Material for this exercise:
*** Begin section ***

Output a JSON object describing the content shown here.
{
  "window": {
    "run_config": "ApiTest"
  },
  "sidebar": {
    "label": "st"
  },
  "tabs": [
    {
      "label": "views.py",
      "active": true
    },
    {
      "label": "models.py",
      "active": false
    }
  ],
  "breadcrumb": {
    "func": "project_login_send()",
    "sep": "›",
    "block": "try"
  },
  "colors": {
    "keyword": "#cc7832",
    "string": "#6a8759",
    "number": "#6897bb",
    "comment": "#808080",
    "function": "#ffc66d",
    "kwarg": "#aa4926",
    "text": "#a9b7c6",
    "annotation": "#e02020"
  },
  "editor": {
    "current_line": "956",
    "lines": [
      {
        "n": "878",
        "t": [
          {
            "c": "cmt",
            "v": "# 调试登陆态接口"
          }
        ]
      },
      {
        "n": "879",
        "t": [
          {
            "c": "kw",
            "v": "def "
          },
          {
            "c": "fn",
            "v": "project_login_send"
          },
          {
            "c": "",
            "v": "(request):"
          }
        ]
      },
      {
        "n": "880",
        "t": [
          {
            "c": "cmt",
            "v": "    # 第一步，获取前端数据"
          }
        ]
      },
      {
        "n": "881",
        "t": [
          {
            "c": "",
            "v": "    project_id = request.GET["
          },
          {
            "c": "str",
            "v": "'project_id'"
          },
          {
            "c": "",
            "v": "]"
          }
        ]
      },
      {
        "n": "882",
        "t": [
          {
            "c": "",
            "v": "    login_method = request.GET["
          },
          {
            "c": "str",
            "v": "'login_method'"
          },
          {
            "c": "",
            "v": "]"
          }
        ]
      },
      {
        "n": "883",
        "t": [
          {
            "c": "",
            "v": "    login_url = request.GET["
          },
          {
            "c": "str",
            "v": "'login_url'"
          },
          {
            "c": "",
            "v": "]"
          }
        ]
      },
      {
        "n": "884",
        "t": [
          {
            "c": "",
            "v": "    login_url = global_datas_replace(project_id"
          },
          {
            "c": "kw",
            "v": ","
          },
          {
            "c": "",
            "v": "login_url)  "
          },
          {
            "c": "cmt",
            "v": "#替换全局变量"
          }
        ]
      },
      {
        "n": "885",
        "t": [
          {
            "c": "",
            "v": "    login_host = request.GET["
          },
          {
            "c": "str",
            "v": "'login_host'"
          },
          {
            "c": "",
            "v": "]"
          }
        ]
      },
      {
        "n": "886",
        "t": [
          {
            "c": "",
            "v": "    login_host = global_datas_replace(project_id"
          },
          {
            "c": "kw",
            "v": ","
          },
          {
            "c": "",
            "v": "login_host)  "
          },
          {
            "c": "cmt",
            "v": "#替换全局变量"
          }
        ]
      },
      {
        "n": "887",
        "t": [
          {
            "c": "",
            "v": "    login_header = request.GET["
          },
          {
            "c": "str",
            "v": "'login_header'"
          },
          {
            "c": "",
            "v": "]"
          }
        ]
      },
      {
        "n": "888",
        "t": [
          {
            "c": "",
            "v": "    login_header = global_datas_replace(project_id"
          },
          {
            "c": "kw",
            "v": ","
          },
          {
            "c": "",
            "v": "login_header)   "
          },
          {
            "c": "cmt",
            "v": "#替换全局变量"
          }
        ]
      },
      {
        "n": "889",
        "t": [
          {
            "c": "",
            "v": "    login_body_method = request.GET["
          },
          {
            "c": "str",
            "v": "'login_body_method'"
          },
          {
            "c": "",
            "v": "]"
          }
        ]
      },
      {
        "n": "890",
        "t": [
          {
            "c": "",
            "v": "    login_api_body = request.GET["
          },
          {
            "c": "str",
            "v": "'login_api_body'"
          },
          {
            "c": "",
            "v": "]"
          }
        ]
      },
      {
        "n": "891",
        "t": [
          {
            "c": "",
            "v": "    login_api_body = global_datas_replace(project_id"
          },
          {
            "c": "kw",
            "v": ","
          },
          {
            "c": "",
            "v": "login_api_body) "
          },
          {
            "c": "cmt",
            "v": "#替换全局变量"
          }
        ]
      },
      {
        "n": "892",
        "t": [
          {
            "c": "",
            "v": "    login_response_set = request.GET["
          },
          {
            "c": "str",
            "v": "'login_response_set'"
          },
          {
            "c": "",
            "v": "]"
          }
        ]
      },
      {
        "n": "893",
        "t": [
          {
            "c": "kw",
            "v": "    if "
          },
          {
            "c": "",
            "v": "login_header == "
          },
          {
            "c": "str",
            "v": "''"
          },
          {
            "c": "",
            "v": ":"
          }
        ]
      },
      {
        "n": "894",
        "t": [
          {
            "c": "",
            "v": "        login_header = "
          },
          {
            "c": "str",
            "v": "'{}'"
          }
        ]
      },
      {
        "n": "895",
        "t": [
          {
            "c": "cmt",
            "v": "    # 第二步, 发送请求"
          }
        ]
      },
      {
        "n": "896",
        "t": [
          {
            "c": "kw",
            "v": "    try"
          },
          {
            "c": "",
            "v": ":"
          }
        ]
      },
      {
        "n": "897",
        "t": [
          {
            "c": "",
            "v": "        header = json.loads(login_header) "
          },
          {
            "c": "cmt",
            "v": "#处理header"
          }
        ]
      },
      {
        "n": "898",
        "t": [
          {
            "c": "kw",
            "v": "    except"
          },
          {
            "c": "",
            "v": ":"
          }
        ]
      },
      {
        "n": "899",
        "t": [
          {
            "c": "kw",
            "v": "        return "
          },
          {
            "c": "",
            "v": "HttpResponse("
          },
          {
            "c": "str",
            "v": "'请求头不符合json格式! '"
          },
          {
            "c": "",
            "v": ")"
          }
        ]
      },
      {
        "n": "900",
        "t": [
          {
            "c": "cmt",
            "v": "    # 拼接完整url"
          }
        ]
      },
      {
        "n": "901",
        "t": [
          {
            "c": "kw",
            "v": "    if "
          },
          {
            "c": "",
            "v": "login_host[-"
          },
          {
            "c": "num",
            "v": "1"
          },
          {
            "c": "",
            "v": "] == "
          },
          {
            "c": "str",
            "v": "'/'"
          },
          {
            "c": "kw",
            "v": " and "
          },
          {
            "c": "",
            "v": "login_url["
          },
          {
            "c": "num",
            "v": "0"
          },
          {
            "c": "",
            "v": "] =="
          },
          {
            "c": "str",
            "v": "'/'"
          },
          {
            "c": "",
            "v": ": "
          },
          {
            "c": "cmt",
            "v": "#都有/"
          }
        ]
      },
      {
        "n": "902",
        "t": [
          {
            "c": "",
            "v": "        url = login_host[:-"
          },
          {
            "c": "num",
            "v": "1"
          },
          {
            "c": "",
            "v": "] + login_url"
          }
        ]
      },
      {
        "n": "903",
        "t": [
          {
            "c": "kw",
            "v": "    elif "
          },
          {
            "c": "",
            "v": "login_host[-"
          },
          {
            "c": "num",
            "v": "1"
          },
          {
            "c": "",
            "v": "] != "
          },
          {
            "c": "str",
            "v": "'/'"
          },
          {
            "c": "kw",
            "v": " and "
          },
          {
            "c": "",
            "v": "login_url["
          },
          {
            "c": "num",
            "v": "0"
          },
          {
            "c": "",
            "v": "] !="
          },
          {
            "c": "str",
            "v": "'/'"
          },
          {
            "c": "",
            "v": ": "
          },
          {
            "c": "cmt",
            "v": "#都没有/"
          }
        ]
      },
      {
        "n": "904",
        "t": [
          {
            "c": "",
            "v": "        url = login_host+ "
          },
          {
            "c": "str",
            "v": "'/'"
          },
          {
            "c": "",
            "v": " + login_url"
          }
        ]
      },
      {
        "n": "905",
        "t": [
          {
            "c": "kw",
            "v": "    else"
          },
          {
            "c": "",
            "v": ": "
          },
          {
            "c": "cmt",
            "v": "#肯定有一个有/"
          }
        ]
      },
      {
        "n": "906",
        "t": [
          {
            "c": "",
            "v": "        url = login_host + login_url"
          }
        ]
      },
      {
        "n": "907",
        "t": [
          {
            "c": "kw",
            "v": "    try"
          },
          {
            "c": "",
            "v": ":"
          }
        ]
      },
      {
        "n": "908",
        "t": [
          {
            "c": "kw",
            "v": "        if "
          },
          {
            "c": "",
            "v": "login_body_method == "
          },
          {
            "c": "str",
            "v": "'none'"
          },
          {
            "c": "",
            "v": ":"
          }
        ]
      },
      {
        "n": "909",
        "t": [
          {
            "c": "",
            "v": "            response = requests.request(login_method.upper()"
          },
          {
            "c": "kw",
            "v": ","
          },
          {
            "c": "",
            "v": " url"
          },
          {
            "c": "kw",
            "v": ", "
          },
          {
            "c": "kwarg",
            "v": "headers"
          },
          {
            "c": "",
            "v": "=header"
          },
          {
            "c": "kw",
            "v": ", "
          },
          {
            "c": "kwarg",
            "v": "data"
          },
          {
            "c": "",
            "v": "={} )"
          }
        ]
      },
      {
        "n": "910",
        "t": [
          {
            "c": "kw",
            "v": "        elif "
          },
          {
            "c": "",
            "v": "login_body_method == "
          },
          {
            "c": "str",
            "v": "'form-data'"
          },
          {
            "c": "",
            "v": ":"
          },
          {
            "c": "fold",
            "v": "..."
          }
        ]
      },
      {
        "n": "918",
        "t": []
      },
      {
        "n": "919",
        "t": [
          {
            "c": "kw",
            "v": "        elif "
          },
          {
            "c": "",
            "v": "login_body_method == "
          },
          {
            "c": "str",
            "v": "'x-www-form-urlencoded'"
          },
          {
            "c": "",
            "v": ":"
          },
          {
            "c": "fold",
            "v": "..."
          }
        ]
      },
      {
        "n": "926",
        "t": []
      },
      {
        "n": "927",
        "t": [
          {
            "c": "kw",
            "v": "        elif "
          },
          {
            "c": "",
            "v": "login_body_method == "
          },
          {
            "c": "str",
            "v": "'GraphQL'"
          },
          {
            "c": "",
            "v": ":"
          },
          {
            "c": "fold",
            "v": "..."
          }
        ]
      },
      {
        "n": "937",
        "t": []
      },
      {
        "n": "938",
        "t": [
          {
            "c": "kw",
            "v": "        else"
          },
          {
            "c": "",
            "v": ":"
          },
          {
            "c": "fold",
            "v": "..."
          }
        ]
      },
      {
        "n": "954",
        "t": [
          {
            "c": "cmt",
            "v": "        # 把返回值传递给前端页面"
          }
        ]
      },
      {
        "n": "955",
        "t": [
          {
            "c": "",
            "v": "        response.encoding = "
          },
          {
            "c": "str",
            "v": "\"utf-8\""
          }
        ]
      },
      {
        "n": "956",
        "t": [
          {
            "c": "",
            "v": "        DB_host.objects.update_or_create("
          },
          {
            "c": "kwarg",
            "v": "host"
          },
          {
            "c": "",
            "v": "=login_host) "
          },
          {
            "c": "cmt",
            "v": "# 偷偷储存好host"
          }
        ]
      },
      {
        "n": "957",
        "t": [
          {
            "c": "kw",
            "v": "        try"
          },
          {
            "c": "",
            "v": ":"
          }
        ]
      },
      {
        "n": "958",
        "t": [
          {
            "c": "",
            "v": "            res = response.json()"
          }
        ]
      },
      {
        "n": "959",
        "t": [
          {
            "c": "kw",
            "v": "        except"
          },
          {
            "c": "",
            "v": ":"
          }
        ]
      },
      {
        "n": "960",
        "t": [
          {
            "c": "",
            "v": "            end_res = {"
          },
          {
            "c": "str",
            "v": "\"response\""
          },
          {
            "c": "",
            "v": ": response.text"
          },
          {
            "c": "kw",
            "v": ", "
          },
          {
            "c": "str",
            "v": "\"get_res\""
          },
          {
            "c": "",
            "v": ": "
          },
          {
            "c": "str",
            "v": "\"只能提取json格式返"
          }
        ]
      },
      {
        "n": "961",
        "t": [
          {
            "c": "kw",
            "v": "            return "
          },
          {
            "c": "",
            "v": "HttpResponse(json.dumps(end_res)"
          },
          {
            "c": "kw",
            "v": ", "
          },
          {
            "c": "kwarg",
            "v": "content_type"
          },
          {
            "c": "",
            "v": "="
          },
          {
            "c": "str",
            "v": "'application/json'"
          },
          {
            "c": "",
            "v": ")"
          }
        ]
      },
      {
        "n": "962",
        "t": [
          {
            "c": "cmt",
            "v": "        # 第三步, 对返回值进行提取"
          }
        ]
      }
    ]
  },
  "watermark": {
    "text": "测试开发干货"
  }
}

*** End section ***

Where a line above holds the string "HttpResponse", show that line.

Output for this exercise:
            "v": "HttpResponse("
            "v": "HttpResponse(json.dumps(end_res)"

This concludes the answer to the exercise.